• _What the task requires_
Every line containing "title" should be copied out. Go through the entries and find them.

Dataset rows describing interfaces:
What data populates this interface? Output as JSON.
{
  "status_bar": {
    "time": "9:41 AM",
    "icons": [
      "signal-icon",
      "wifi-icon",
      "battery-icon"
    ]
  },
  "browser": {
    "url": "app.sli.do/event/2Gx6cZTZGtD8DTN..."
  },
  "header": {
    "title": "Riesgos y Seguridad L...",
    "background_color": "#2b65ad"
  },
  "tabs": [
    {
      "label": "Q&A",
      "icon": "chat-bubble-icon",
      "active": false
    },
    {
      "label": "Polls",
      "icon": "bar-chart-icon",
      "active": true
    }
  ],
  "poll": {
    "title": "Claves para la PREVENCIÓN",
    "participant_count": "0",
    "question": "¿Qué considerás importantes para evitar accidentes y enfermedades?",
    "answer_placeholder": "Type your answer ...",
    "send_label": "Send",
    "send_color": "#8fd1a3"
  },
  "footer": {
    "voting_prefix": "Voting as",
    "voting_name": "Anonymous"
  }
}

• _Answer section_
    "title": "Riesgos y Seguridad L...",
    "title": "Claves para la PREVENCIÓN",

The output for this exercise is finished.